→ **Activity**:
Find the lines of data that contain the string "label", then list them.

→ **Data shown**:
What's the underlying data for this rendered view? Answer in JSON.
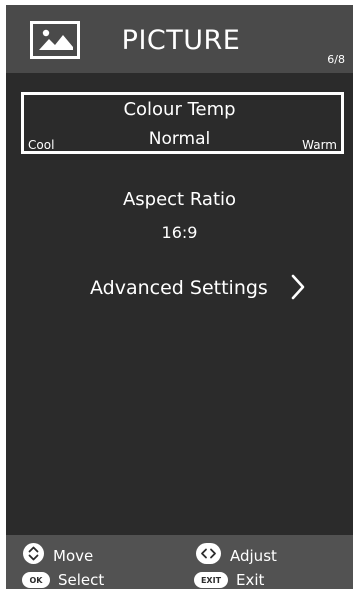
{
  "header": {
    "title": "PICTURE",
    "page_indicator": "6/8",
    "icon": "picture-icon"
  },
  "items": [
    {
      "title": "Colour Temp",
      "value": "Normal",
      "range_min": "Cool",
      "range_max": "Warm",
      "selected": true
    },
    {
      "title": "Aspect Ratio",
      "value": "16:9",
      "selected": false
    }
  ],
  "advanced": {
    "label": "Advanced Settings",
    "icon": "chevron-right-icon"
  },
  "footer": {
    "move": {
      "label": "Move",
      "icon": "up-down-icon"
    },
    "adjust": {
      "label": "Adjust",
      "icon": "left-right-icon"
    },
    "select": {
      "label": "Select",
      "badge": "OK"
    },
    "exit": {
      "label": "Exit",
      "badge": "EXIT"
    }
  },
  "colors": {
    "background": "#2b2b2b",
    "header": "#4a4a4a",
    "footer": "#525252",
    "text": "#ffffff"
  }
}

→ **Response**:
    "label": "Advanced Settings",
      "label": "Move",
      "label": "Adjust",
      "label": "Select",
      "label": "Exit",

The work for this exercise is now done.